Research shows these five small changes could save you up to 550 calories a day—almost 5 pounds a month without dieting!
Think it takes a massive diet overhaul to lose weight and keep it off? Not necessarily. Small changes in your daily routine can add up to make you eat fewer calories every day. Incorporate these five small diet tweaks and you could be losing weight with minimal effort.
1. Have soup before your meal (save ~134 calories)
A study of 60 men and women found that when they ate soup before lunch, they ate 20 percent fewer calories (an average of 134 calories less) than if they didn’t eat soup first. How does soup help with weight loss? It’s mostly water and vegetables, and it fills your stomach for fewer calories. The study used a broth soup with vegetables and a small amount of butter. Aim for a low-calorie soup (not creamy) to sit down to before your meal. Try having my homemade Vegetable Stock before meals, or have my fiber-packed Best Ever Lemony Lentil Soup for lunch for extra staying power!
2. Eat when you’re hungry, stop when you’re full (save 100 calories)
Seems like a no-brainer, but we all overeat at times whether due to stress, boredom, or just smelling that amazing delivery pizza. If you find yourself overeating, a mindful eating program can help you binge less often. It includes meditations and reflecting on why you choose to eat and whether you are truly hungry. Mindful eating can help people lose an average of 7 pounds over 10 sessions. Even if you don’t binge, increasing your awareness of hunger and fullness could help you maintain a healthy weight. Ask yourself, “How hungry am I on a scale from 1 to 10?” before and during eating. Stop eating when you are at about a 7, not when you’re at a 10 (the fullest you’ve ever felt—think after Thanksgiving dinner).
3. Weigh yourself once a week (save ~100 calories)
Make peace with your bathroom scale if you want to lose weight. In a study of 40 dieters, the more often people weighed themselves, the more weight they lost. Keeping track of your weight regularly can help you avoid going too far off track. I typically recommend people weigh themselves twice a week, first thing in the morning on an empty stomach. Weighing yourself every day will capture fluctuations in fluids based on factors like whether you had a salty meal the night before or because of changes in hormone levels with your monthly cycle. Look at the pattern week by week rather than being focused on day to day changes.
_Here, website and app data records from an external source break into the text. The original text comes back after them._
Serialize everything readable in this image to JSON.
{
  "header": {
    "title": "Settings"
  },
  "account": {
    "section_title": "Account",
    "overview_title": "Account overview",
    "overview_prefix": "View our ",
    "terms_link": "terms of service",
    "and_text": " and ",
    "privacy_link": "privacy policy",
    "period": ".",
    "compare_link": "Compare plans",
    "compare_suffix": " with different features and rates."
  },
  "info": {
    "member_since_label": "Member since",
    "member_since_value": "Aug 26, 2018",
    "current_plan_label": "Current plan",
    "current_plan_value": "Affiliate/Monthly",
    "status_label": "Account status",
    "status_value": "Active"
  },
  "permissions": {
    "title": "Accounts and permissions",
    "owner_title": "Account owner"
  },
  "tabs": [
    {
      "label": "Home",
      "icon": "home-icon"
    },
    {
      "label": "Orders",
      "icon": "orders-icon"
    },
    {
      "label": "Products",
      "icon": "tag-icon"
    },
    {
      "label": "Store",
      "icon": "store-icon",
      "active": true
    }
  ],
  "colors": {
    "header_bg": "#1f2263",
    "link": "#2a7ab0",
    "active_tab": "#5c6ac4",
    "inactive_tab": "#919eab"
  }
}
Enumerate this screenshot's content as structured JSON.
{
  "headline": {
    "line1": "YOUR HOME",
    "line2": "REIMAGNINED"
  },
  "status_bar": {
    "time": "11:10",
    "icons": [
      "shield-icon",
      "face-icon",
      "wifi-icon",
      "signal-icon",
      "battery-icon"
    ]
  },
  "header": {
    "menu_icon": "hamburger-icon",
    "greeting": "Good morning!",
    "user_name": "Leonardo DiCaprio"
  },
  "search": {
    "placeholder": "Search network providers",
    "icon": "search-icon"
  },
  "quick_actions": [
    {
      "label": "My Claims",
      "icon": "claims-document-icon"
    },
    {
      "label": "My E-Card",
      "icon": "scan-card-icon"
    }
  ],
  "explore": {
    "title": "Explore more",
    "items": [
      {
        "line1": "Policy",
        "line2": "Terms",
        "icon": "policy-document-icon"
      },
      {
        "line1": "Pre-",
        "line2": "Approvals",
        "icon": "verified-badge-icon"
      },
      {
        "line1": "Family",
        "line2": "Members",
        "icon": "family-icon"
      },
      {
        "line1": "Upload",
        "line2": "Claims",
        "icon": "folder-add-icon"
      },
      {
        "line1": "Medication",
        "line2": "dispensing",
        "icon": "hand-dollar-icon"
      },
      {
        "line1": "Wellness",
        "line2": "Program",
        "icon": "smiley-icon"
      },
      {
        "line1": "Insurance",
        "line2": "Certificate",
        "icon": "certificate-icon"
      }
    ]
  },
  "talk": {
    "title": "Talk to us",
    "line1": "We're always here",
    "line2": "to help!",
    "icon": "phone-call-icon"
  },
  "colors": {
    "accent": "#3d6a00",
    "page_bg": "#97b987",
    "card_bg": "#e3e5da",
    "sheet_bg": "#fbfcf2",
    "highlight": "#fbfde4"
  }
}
4. Eat breakfast and include protein, fruit and vegetables (save ~100 calories)
Regularly eating breakfast can help you lose weight and keep it off. Slim by Design, an online registry of people who are lean without dieting, asked 147 people to share information about their breakfast habits. Ninety-four percent of these effortlessly slim people said they eat breakfast every morning, and more than half of them include fruit and vegetables in their breakfast. Research has also shown that breakfast skippers tend to gain weight over time, probably because they eat higher-calorie foods later in the day. Waking up your metabolism is key to weight loss. Literally breaking the fast lets your body know it doesn’t have to preserve calories, it’s time to burn them! Don’t have time for a morning meal? Try myBlueberry Turmeric Smoothie for a quick and portable breakfast that packs in both protein and produce.
5. Drink a big glass of water before your meal (save ~125 calories)
We’ve all heard that drinking water helps you lose weight, but the amount and timing make a difference. Along with healthy eating and regular exercise, drinking 16 ounces of water 30 minutes before every meal can help you eat 125 fewer calories a day. In a study of 84 obese adults, everyone was given general healthy eating advice and then they were split up into two groups: One of the groups was told to drink 16 ounces of water half an hour before each meal for three months. The other group was told to visualize having a full stomach before every meal. The people who drank water before each meal lost an average of 9 pounds—3 pounds more than the group who imagined they were full before eating. Time to invest in a 16-ounce water bottle!